● **Your instructions**
Lines from the material below that hold the string "true" are what is needed; copy each of them.

──────── Working data ────────

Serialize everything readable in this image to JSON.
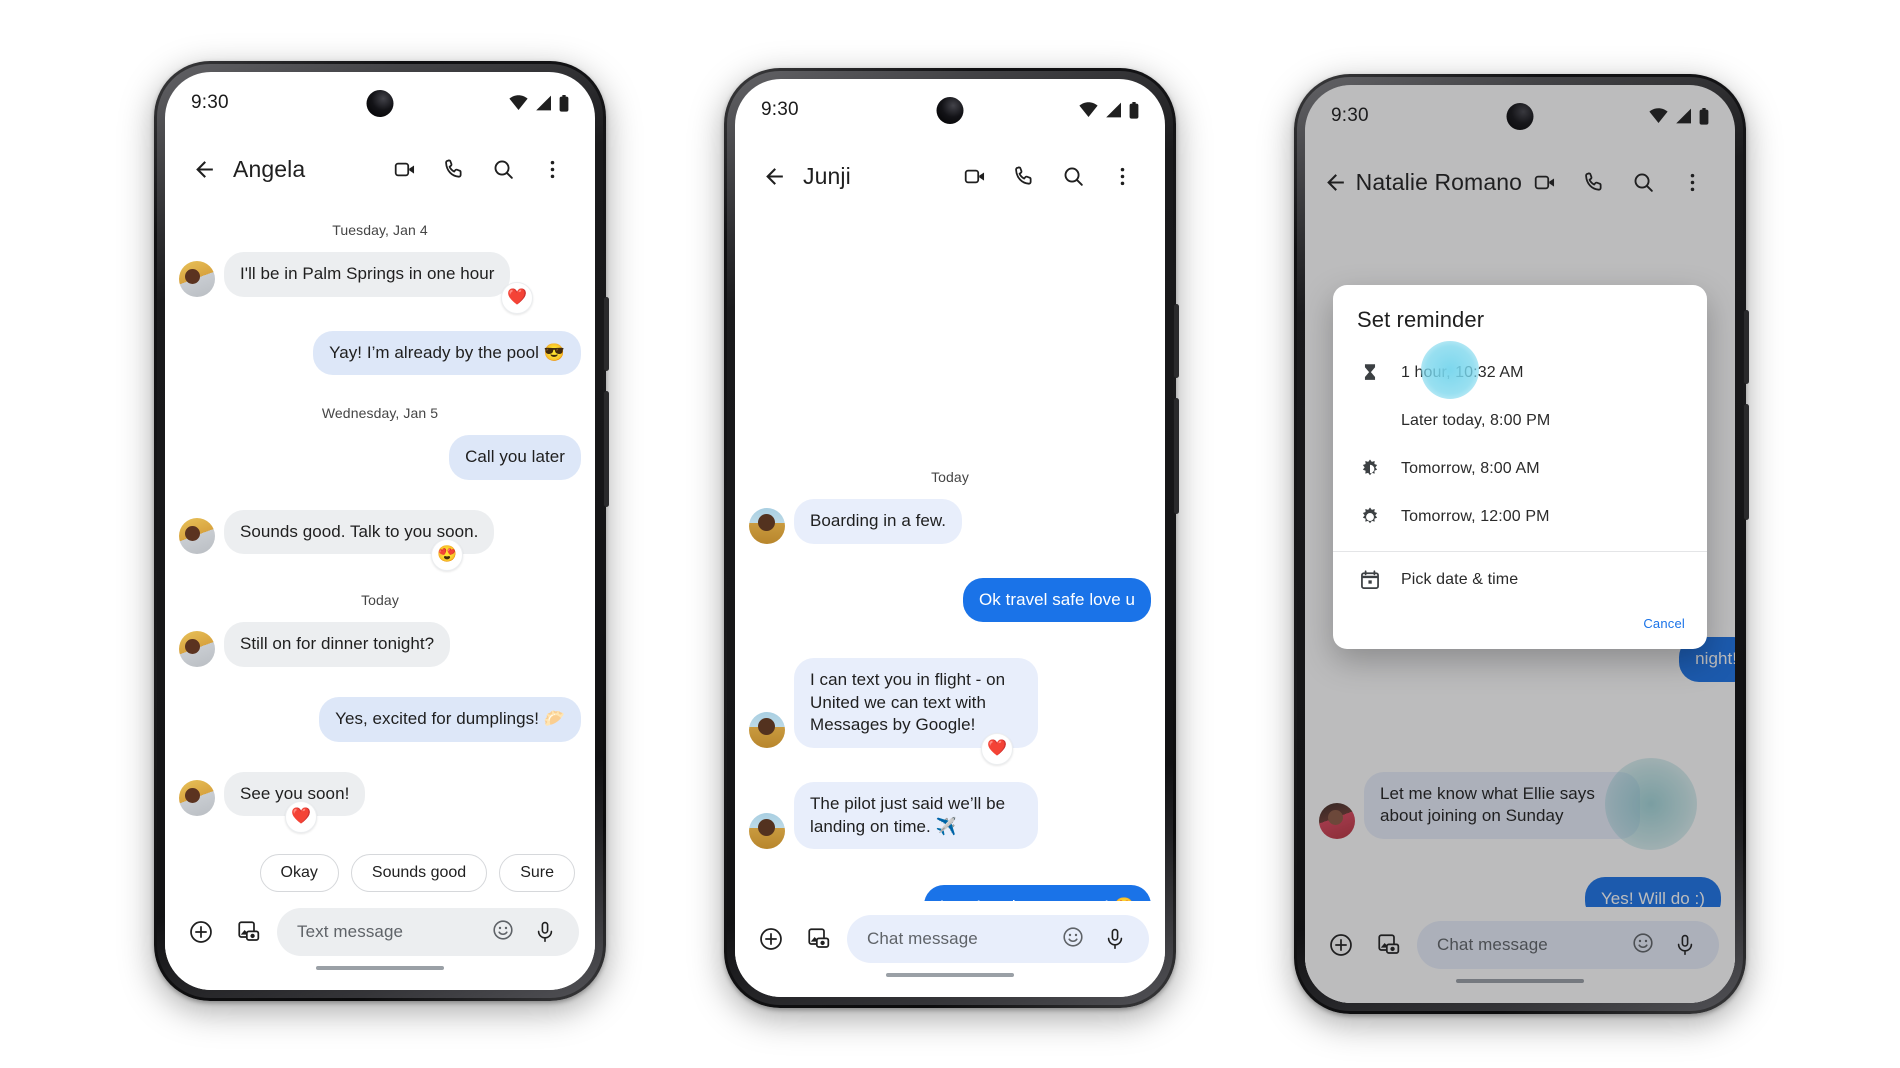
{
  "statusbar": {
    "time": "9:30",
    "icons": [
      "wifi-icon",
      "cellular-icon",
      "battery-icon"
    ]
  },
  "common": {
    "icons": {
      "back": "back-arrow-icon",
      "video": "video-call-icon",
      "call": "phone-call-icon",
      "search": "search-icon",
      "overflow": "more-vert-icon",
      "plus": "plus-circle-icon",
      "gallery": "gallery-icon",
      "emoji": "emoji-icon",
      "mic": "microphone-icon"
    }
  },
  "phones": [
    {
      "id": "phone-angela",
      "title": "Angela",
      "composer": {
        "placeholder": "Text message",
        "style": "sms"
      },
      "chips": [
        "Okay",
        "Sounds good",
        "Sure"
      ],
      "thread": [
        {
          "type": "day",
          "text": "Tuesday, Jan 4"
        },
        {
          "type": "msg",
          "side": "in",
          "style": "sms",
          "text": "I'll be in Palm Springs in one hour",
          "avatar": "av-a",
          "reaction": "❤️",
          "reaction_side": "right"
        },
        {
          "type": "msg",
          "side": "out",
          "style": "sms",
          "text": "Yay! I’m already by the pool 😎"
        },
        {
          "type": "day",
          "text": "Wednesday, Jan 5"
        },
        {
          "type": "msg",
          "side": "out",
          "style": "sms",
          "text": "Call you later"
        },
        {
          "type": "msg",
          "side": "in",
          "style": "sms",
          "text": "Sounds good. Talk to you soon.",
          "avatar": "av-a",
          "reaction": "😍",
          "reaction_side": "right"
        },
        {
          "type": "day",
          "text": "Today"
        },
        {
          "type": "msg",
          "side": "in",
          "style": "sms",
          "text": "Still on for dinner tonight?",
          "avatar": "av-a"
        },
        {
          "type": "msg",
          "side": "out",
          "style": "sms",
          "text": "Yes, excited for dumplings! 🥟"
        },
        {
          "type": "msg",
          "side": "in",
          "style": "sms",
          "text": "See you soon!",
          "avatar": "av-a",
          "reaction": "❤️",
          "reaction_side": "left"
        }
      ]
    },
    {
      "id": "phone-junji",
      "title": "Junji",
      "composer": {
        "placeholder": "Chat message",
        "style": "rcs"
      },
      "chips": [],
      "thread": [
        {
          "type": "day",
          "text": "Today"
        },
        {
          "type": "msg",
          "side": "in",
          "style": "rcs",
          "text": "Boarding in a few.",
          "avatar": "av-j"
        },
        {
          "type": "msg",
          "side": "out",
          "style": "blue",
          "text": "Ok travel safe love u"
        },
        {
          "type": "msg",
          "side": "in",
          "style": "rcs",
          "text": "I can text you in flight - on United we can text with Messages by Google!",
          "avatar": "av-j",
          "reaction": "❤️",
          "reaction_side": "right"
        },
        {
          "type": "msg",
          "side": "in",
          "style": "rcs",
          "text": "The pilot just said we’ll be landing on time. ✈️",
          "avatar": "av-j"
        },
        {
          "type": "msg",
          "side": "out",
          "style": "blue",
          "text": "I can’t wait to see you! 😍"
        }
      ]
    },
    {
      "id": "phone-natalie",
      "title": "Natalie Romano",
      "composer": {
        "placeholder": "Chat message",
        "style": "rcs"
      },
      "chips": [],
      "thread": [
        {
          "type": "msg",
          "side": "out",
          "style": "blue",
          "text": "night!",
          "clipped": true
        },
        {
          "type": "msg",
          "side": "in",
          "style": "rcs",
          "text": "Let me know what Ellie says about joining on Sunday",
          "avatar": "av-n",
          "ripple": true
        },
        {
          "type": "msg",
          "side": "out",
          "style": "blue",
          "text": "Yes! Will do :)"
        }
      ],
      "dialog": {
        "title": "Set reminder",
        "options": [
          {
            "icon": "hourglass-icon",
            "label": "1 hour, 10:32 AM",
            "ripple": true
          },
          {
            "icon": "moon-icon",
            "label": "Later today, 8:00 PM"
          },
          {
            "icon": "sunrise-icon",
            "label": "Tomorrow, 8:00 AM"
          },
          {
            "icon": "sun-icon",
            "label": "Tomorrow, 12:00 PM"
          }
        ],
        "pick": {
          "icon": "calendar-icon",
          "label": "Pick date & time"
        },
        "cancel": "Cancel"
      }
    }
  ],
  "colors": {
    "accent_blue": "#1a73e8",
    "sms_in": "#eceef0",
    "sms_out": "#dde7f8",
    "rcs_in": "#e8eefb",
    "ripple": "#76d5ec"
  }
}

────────
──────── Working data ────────

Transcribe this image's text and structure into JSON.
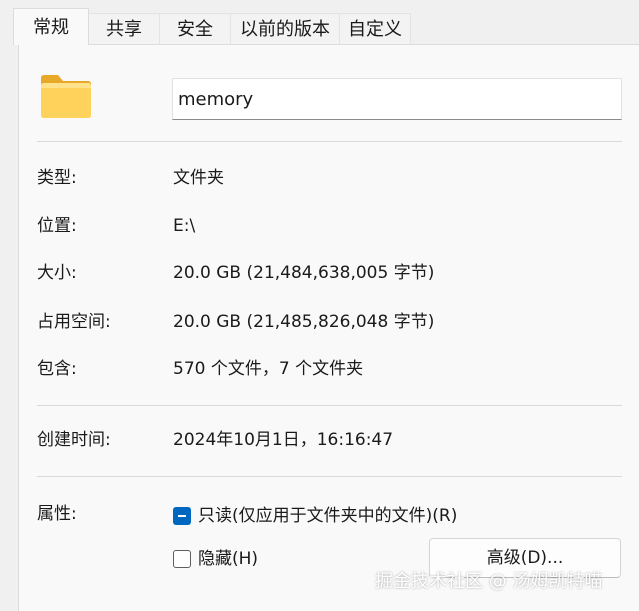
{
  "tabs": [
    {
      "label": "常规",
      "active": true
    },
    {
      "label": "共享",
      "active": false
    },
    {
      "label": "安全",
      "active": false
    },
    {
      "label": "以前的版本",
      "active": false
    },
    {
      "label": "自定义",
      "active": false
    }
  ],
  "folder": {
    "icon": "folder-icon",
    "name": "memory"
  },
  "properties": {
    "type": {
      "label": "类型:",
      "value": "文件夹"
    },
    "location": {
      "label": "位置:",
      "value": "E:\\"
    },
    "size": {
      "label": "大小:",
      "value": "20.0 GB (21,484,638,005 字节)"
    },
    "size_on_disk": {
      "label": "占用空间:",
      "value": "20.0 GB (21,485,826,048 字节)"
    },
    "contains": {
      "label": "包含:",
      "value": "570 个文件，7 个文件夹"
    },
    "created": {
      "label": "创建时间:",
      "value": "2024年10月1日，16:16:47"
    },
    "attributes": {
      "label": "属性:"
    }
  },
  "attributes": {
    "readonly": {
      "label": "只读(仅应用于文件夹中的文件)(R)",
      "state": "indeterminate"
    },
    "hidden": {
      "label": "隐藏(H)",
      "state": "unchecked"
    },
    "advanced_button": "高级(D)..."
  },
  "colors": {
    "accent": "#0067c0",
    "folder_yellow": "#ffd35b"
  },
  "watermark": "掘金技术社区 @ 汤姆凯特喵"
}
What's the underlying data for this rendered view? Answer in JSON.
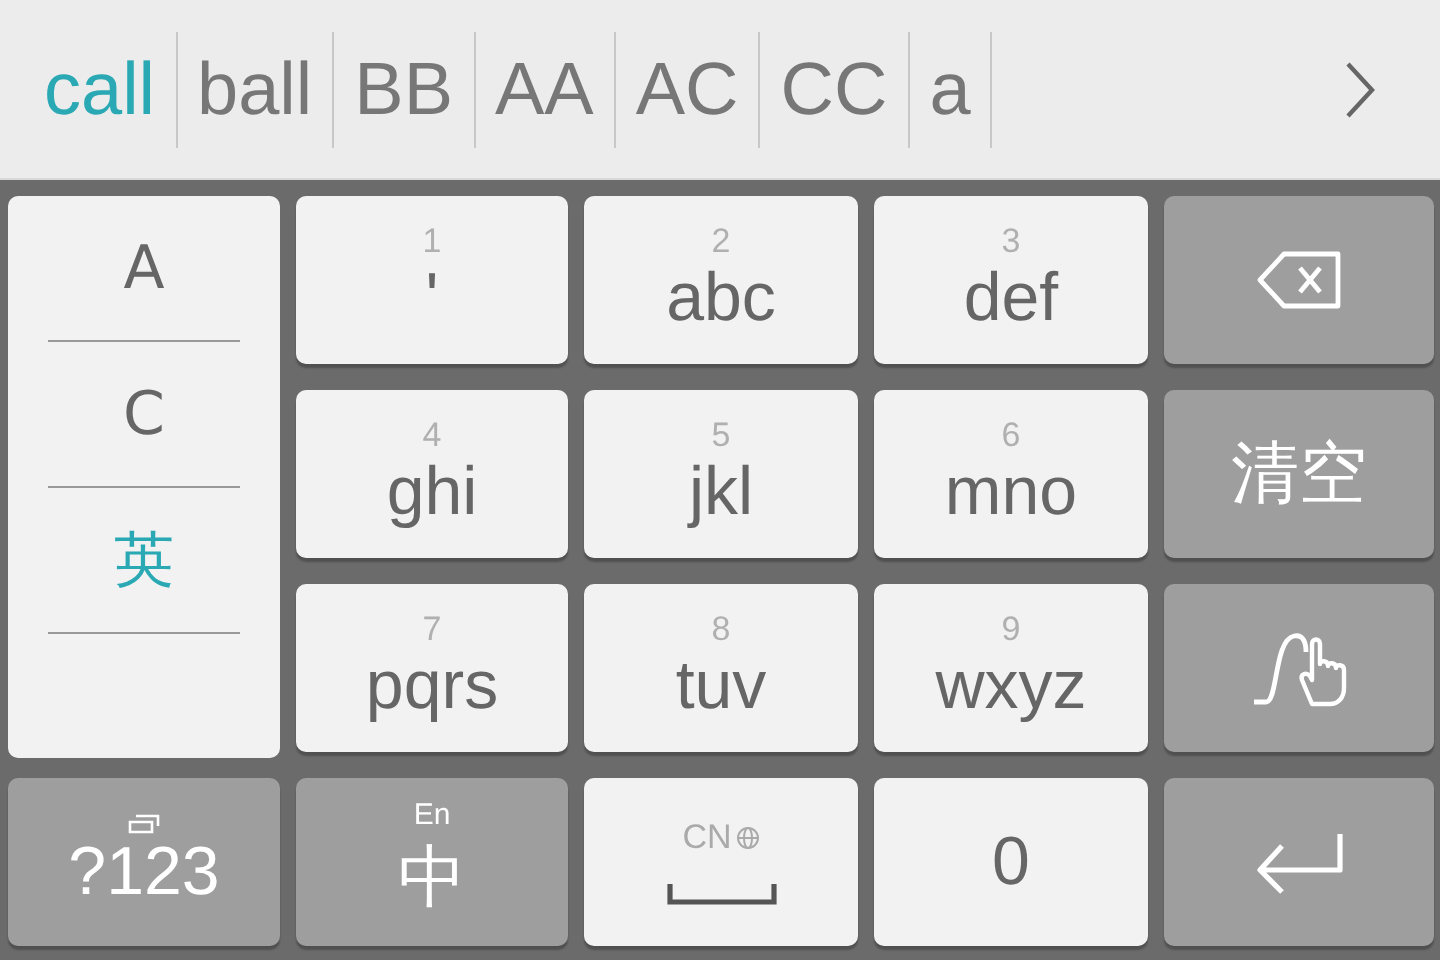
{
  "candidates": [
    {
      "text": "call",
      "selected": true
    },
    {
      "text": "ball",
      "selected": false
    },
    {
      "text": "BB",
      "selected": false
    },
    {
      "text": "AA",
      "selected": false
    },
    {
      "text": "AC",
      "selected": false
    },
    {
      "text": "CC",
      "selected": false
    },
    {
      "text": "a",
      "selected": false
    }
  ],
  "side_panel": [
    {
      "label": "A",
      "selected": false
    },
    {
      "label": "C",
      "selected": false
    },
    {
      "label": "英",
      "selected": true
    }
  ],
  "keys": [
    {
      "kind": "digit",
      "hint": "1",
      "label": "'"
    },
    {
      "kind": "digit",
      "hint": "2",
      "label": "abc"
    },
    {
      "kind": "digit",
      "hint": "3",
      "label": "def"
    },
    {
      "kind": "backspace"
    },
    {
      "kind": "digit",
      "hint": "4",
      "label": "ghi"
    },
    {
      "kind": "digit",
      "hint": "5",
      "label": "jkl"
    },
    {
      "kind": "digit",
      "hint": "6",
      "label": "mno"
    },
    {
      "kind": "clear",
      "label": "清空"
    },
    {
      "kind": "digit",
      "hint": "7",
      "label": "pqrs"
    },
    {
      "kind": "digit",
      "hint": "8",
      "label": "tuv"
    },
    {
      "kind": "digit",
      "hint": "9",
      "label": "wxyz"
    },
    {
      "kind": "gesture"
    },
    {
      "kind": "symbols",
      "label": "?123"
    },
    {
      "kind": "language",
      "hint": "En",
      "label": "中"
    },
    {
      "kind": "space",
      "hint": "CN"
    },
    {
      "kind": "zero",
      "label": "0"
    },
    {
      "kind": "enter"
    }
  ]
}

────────

● **Task response**
          "clipped": true
          "ripple": true
            "ripple": true
      "active": true
      "selected": true
      "selected": true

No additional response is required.